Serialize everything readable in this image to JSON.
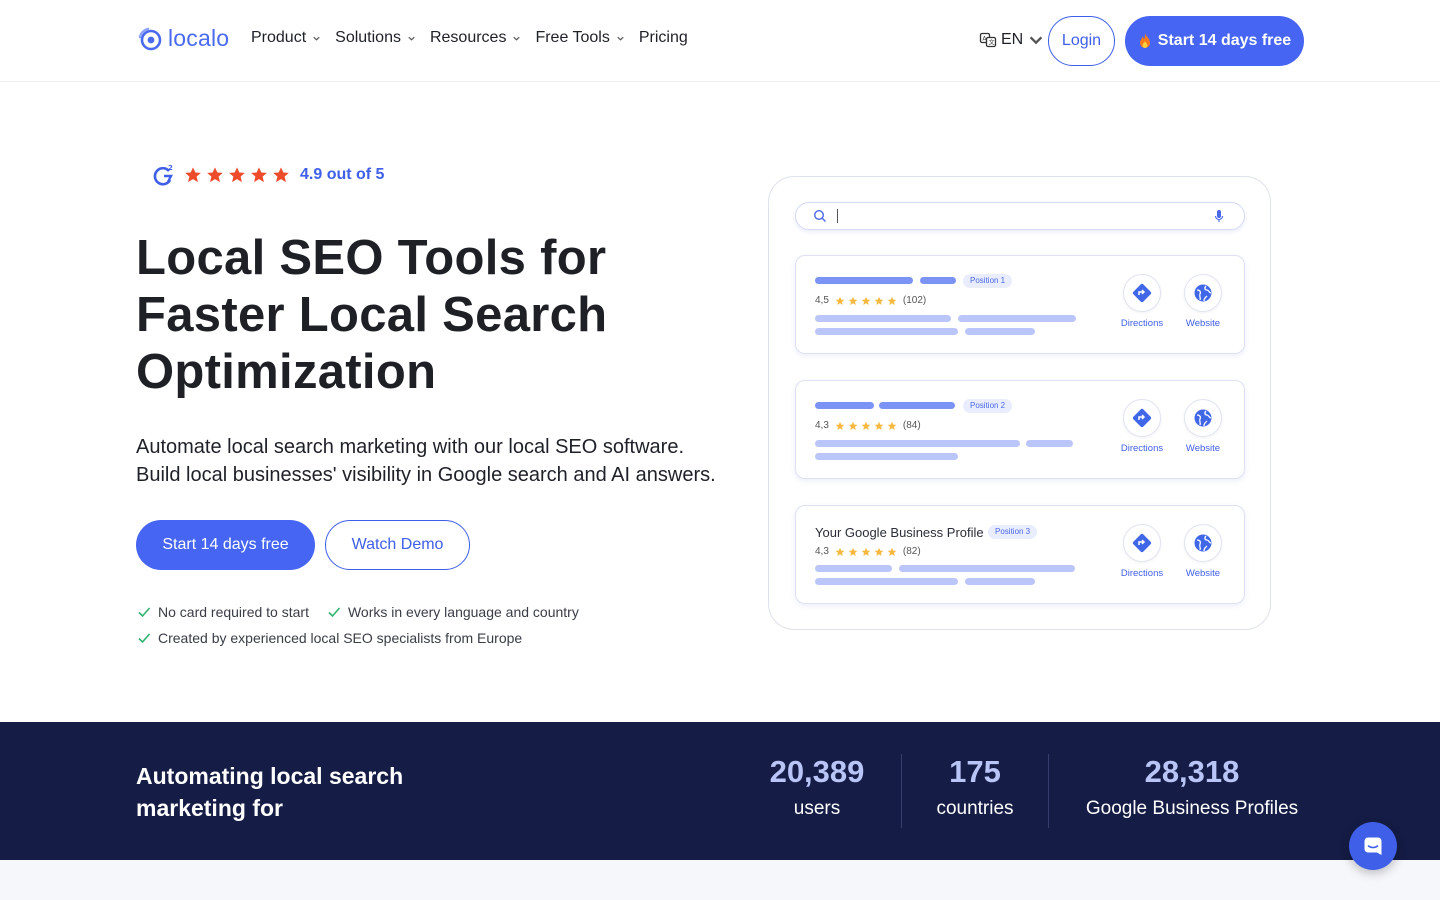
{
  "nav": {
    "logo_text": "localo",
    "menu": [
      {
        "label": "Product",
        "has_dropdown": true
      },
      {
        "label": "Solutions",
        "has_dropdown": true
      },
      {
        "label": "Resources",
        "has_dropdown": true
      },
      {
        "label": "Free Tools",
        "has_dropdown": true
      },
      {
        "label": "Pricing",
        "has_dropdown": false
      }
    ],
    "language": "EN",
    "login_label": "Login",
    "start_label": "Start 14 days free"
  },
  "hero": {
    "rating_text": "4.9 out of 5",
    "rating_stars": 5,
    "title_lines": [
      "Local SEO Tools for",
      "Faster Local Search",
      "Optimization"
    ],
    "subtitle_lines": [
      "Automate local search marketing with our local SEO software.",
      "Build local businesses' visibility in Google search and AI answers."
    ],
    "primary_cta": "Start 14 days free",
    "secondary_cta": "Watch Demo",
    "checks": [
      "No card required to start",
      "Works in every language and country",
      "Created by experienced local SEO specialists from Europe"
    ]
  },
  "mockup": {
    "results": [
      {
        "position_label": "Position 1",
        "rating": "4,5",
        "reviews": "(102)",
        "business_name": "",
        "directions_label": "Directions",
        "website_label": "Website"
      },
      {
        "position_label": "Position 2",
        "rating": "4,3",
        "reviews": "(84)",
        "business_name": "",
        "directions_label": "Directions",
        "website_label": "Website"
      },
      {
        "position_label": "Position 3",
        "rating": "4,3",
        "reviews": "(82)",
        "business_name": "Your Google Business Profile",
        "directions_label": "Directions",
        "website_label": "Website"
      }
    ]
  },
  "stats": {
    "title_lines": [
      "Automating local search",
      "marketing for"
    ],
    "items": [
      {
        "value": "20,389",
        "caption": "users"
      },
      {
        "value": "175",
        "caption": "countries"
      },
      {
        "value": "28,318",
        "caption": "Google Business Profiles"
      }
    ]
  },
  "colors": {
    "brand_blue": "#4565f2",
    "star_red": "#ee4b2b",
    "star_yellow": "#f5b942",
    "check_green": "#2fb36d",
    "band_navy": "#151c45"
  },
  "icons": [
    "logo-icon",
    "chevron-down-icon",
    "translate-icon",
    "fire-icon",
    "g2-icon",
    "star-icon",
    "check-icon",
    "search-icon",
    "microphone-icon",
    "directions-icon",
    "globe-icon",
    "chat-icon"
  ]
}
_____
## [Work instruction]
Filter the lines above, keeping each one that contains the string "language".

## [Result]
    "language": "EN",
      "Works in every language and country",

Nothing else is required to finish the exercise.